- Tax identity theft
With tax identity thefts, the criminal will steal a victim's SSN and use it to file false tax refund claims with the Internal Revenue Service (IRS). The claims caused a delay with the victim's legitimate tax refund claims, which causes loss of money.
- Synthetic identity theft
This is the most elaborate form of identity theft that involves the theft of SSN. After the criminal steals the SSN, he or she will combine it with other data to build a whole new person, including contact information, address, birth date, bank accounts and more.
What are the Signs of Identity Theft?
With the number of identity theft cases getting bigger every year, it is important to learn how to recognize it before it is too late. These signs of identity theft can help you from becoming a victim of this crime, and help you stop the identity theft train in its tracks.
- Getting bills for medical procedures you did not receive
- Medical insurance providers refusing to give you insurance because of medical conditions you do not have
- Reaching health benefit limits reached, which causes your medical insurance provider to refuse to cover even legitimate claims
- Having your credit card applications denied even though there is no reason for it
- Not receiving bills in the mail
- Having unexplained bank withdrawals
- Getting calls from debt collectors about accounts you did not open
- Having your checks denied
- Getting bills for purchases, you did not make/bank accounts you did not open
How to Avoid Identity Theft?
Having your identity stolen could mean a lot of trouble, and the best way to deal with this crime is to prevent it from happening. The best way to avoid identity theft is to be aware of your accounts and insurance at all times. Check your accounts on a weekly basis to see if there is any unusual activity going on. Also, use the following tips that will help you from falling victim to identity theft:
Use different passwords on the internet as well as your bank accounts
Do not write your PIN number on your credit cards
Make sure you get all your bills at the right times
Do not give out personal information online or on the phone
Have security software on all your personal computers
Request your local post office to hold your mail when you are away on vacation
Have a folder at home that holds your bills and receipts
If you have mail, do not leave it in the mailbox
What to Do in Case of Identity Theft?
If you or someone you know have fallen victim to identity theft, it is important to act quickly to prevent further damages.
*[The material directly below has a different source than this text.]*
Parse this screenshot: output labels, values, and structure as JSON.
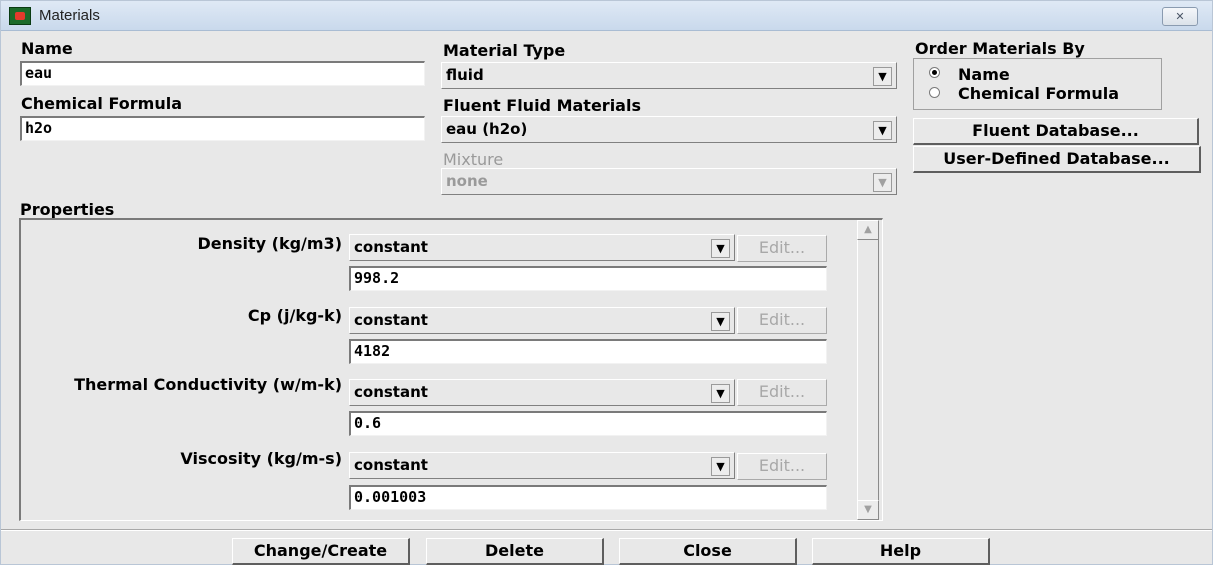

You need to know how to report identity theft and keep the following information close by in case your identity has been stolen. First of all, you will need to contact your local police and report that your identity has been stolen. Afterward, follow the next steps to make sure there are no loose ends that could harm you:
- Report the identity theft to your financial information holders (banks, credit card companies, insurance carriers, etc.)
- Contact the Federal Trade Commission:
- Mail: Consumer Response Center, FTC, 600 Pennsylvania Avenue, N.W., Washington, DC 20580, Phone: 1-877-ID-THEFT
- Contact the IRS if you believe a tax fraud has been committed in your name - phone: (800) 829-0433
- Contact your local mail office in case your mail has been stolen or is being delivered to a different address
- Contact the Social Security Administration to report any fraud or SSN theft - phone: (800) 269-0271
Identity theft has become a 21st-century epidemic that affects millions of Americans every year. To avoid becoming a victim of identity theft, you need to be aware of your financial and personal data at all times, and report any suspicious activity. That way, you can keep yourself and the people around safe from the consequences of identity theft that could be devastating.